● **Given records**

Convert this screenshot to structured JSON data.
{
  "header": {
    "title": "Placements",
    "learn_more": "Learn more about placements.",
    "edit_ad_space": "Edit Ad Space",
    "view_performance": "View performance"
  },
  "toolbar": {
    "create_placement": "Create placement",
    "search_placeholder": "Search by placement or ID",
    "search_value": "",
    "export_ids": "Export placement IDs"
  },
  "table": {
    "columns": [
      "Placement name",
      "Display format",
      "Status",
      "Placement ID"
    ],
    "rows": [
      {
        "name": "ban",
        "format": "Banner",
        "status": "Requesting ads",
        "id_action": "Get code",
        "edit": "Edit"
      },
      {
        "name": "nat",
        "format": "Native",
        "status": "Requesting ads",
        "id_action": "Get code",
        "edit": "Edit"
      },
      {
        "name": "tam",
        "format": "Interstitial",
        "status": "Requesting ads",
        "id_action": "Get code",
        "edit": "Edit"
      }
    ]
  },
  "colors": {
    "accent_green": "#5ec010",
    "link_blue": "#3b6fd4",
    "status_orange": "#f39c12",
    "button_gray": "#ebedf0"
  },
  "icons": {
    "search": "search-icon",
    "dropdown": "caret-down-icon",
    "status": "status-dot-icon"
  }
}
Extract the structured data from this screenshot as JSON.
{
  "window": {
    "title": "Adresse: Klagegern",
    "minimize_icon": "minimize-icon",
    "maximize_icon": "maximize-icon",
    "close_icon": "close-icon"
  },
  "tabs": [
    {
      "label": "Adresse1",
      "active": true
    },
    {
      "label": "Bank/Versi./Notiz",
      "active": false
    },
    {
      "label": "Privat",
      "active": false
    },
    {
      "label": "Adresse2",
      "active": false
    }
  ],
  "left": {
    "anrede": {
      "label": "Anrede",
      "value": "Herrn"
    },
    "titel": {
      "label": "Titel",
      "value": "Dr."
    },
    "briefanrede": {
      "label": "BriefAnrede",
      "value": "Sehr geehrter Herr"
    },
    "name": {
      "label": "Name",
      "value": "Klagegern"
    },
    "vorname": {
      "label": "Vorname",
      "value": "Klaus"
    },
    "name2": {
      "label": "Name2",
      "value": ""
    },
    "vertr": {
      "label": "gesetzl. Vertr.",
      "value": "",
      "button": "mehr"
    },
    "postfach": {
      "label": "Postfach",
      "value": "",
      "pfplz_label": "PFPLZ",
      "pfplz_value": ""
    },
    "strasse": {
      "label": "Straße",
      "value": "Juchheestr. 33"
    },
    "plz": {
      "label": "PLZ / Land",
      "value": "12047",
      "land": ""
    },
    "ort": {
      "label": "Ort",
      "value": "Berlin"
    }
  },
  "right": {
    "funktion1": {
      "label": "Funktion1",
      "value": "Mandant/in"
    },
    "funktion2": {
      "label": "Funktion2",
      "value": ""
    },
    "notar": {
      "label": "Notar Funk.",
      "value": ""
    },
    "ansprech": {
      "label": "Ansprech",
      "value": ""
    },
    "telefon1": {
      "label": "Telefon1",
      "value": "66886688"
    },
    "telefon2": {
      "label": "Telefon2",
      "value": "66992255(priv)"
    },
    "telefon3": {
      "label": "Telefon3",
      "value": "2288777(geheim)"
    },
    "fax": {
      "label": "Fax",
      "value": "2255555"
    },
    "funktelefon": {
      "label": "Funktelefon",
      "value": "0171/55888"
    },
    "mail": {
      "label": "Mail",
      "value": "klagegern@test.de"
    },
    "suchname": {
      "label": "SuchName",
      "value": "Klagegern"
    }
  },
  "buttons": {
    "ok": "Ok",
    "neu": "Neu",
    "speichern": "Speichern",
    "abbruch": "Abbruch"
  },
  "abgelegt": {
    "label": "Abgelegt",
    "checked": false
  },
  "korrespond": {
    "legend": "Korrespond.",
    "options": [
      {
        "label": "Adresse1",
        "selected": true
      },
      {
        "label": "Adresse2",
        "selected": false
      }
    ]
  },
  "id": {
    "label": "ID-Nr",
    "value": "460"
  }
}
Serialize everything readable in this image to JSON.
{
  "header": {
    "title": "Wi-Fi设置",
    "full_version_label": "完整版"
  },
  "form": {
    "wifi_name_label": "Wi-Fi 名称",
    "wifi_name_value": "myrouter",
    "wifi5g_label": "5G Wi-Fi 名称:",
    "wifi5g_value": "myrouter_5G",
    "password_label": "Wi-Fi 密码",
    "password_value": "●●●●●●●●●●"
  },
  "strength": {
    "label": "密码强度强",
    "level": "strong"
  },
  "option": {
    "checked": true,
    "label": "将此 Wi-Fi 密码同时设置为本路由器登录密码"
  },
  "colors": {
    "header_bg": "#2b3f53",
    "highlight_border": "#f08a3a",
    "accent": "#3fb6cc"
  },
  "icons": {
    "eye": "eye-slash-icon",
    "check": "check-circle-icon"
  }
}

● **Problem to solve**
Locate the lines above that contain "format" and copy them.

● **Output of the exercise**
      "Display format",
        "format": "Banner",
        "format": "Native",
        "format": "Interstitial",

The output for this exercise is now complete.